Scattered showers and thunderstorms are expected across the High Country, following the diurnal pattern of beginning around lunchtime, maximizing coverage during the late afternoon and early evening, before diminishing just after sunset as daytime heating ends and radiational cooling begins. Just as yesterday, a few isolated thunderstorms are expected over the adjacent lower elevations of the Urban Corridor, Palmer Ridge, Northeast Plains, and Southeast Plains, with the relative best chances occurring near the preferred terrain of the Front Range, Palmer Ridge, and Southeast Mountains. Adding an additional complexity to today’s forecast is a weak surface boundary that will scrape across the far Northeast and Southeast Plains, providing support for isolated afternoon/evening thunderstorms. Primary concerns with most thunderstorm activity will be gusty outflow winds, lightning, small hail, and brief moderate-to-heavy rain. For more specifics regarding rain rates, check out the zone-specific forecasts below.

Today’s Flood Threat Map

For more information on today’s flood threat, see the map below (hover over threat areas for more details). For Zone-Specific forecasts, jump below the map.

Zone-Specific Forecasts

Urban Corridor, Palmer Ridge, Southeast Plains, and Northeast Plains, and Raton Ridge:

Mostly sunny and hot will be the main story today, as high temperatures remain in the mid-80s to low-90s across the regions. Isolated thunderstorms are expected this afternoon and evening, thanks to the conditions outlined above. The main threats will be lightning, strong outflow winds, hail (up to 1.5 inches in diameter), and brief moderate-to-heavy rain. Rain rates will typically be 0.4-0.8 inches/hour, but a couple strong/marginally severe storms could produce rain up to 0.9-1.3 inches/hour.

Timing: Noon – 10 PM

Front Range and Northern Mountains:

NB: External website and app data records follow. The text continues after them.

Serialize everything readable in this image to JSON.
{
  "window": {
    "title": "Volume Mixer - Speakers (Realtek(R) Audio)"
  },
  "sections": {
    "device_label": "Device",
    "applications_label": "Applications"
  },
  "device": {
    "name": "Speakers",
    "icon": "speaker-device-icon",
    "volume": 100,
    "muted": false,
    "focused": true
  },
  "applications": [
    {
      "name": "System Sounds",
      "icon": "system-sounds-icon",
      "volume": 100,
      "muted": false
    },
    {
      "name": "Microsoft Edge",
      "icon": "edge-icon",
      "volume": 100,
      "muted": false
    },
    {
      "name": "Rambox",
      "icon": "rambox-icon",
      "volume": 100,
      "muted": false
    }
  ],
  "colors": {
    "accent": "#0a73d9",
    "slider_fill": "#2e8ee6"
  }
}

Isolated showers and thunderstorms expected, with the main threats being gusty outflow winds, small hail, and lightning. The Front Range south of I-70 will hold the best chance for bouts with brief heavy rain, with rain rates in the 0.5-0.8 inches/hour range. With most of the moisture confined to the mid-levels, and relatively shallow low-level moisture, dry air beneath the cloud base will eat away at precipitation before reaching the surface. However, an outflow boundary from another storm interacting with a thunderstorm over the southern Front Range could push maximum rain rates to 0.8-1.2 inches/hour. This is a relatively low probability, but cannot be ruled out, thus the inclusion in the outlined Low Flood Threat area.

Timing: Noon – 8 PM

Northwest Slope and Grand Valley:

Mostly sunny and hot will be the main story of the day, with an isolated thunderstorm or two possible over the higher terrain near the Central Mountain and Southwest Slope regions. The main threats from any isolated thunderstorms will be lightning and gusty outflow winds, as rain rates will stay below 0.25 inches/hour.

Timing: Noon – 6 PM

Central Mountains, Southeast Mountains, San Luis Valley, Southwest Slope, and San Juan Mountains:

Scattered showers and thunderstorms expected, mainly over the higher terrain. With mean storm motions from north to south, activity will move over lower elevations and valleys with time. Rain rates will typically be in the 0.3-0.6 inches/hour range, but brief heavy rain over the San Juan Mountains (0.9-1.3 inches/hour) and Central Mountains (0.8-1.2 inches/hour) is possible. The main threats from thunderstorms will be gusty outflow winds, lightning, and small hail. There have been numerous reported injuries in the mountains from lightning over the last few weeks, so please be aware of changing weather conditions and seek shelter, if necessary.

Timing: 11 AM – 9 PM